The 2005 Ford Mustang is a modern version of the classic 1960s Mustang. It features retro styling with modern technology, including a fuel-injected V8 engine and independent suspension. The release of this model rekindled enthusiasm for muscle cars among enthusiasts and sparked interest among younger generations.
2009 Chevrolet Camaro SSBy Jeremy from Sydney, Australia, CC BY 2.0, via Wikimedia Commons
The 2009 Chevrolet Camarowanted to bring back the muscle and offered a 6.2-liter V8 engine with 426 horsepower and a six-speed manual transmission.It worked, and the Camaro signaled the resurgence of a new muscle car era.
Dodge Challenger SRT8by Bull-Doser, Public domain, via Wikimedia Commons
The 2008 Dodge Challenger SRT8 was another classic design revival, featuring a sleek, modern take on the 1970 Challenger. To get the public’s attention, it possessedsome exhilaratinghigh-performance options, including a 6.1-liter Hemi V8 engine that produced 425 horsepower.
2020 Ford Mustang Mach-Eby Craig James, CC BY-SA 4.0, via Wikimedia Commons
The Future of Muscle Cars
With changes in the environment and restrictions on natural resources, the automotive industry continues to evolve, as do muscle cars. One trend that has developed in recent years is the evolution of electric muscle cars. Models such as the 2020 Mustang Mach-E and the upcoming electric Camaro promise to deliver high-performance capabilities while claimingenvironmental sustainability.
Muscle Cars in American Culture
Muscle cars have played a significant role in American pop culture, particularly in Hollywood. Movies and television shows such as the 'Fast & Furious' franchise, 'Bullitt,' and 'The Dukes of Hazzard' featured iconic muscle cars and helped secure their place in popular culture.
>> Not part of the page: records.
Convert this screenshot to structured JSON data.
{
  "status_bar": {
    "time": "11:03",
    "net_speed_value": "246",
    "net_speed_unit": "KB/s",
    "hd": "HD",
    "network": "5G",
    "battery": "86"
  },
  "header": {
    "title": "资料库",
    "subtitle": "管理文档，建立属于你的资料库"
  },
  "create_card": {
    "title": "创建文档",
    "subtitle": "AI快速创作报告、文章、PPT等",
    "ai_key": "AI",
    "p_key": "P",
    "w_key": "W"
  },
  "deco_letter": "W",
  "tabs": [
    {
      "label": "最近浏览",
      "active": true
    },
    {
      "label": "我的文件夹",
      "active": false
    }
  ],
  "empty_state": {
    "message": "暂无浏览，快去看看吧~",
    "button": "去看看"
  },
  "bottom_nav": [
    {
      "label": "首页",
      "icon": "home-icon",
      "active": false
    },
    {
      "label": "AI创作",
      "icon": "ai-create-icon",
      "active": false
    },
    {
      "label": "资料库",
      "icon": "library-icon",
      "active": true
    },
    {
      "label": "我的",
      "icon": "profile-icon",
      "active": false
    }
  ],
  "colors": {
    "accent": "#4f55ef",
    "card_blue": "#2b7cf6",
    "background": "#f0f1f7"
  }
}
Indeed, car chases in the movies created a desire to own a muscle car stronger than any magazine ad or TV commercial. Who can forget the white ’71 Dodge Challenger in “Vanishing Point,” the ‘71 Ford Mach 1 Mustang in 'Gone in 60 Seconds,' or perhaps the most famous car to ever race across the screen, the '77 Firebird Trans Am in 'Smokey & the Bandit.'
Auto racing is another popular aspect of muscle cars in American culture. Muscle cars have played an integral role in motorsports since the early days of drag racing up to current NASCAR events.
Collectability and car shows are also part of the muscle car culture. Enthusiasts enjoy attending car shows and auctions to showcase their prized muscle cars and connect withcar lovers who share their passion.
Muscle cars have had a lasting impact on American automotive history and are enduring cultural icons. From their creation in the 1960s to their rebirth in the 21st century, muscle cars continueto capture the imagination of car enthusiasts worldwide.
Muscle cars transformed American culture with their blend of performance, style, and attitude, and they still impact the automotive industry today. Whether you prefer the classic designs of the 1960s, or you’d rather be cruising in one of the high-performance icons of the 1970s, muscle cars will always inspire a sense of nostalgia for a bygone era.
Muscle Car FAQs
A. What makes a car a muscle car?
Muscle cars typically refer to high-performance, rear-wheel-drive vehicles with powerful engines and aggressive styling.
B. Why did muscle cars decline in the 1970s?
Muscle cars declined in the 1970s because of rising gas prices, environmental concerns, and changing consumer preferences.
C. How have modern muscle cars evolved from their predecessors?
Modern muscle cars have evolved to incorporate advanced technology, including hybrid power trains, lightweight materials, and advanced driver-assist systems.
D. What role have muscle cars played in American pop culture?
Muscle cars have played a significant role in American pop culture, particularly in movies and television shows that feature iconic models.
E. What is the future of muscle cars in an increasingly eco-conscious world?
The future of muscle cars will probably involve a shift toward electric power trains and an increased emphasis on environmental sustainability. Car enthusiasts will continue to be attracted to cars that look sharp and have a lot of good, old-fashioned horsepower.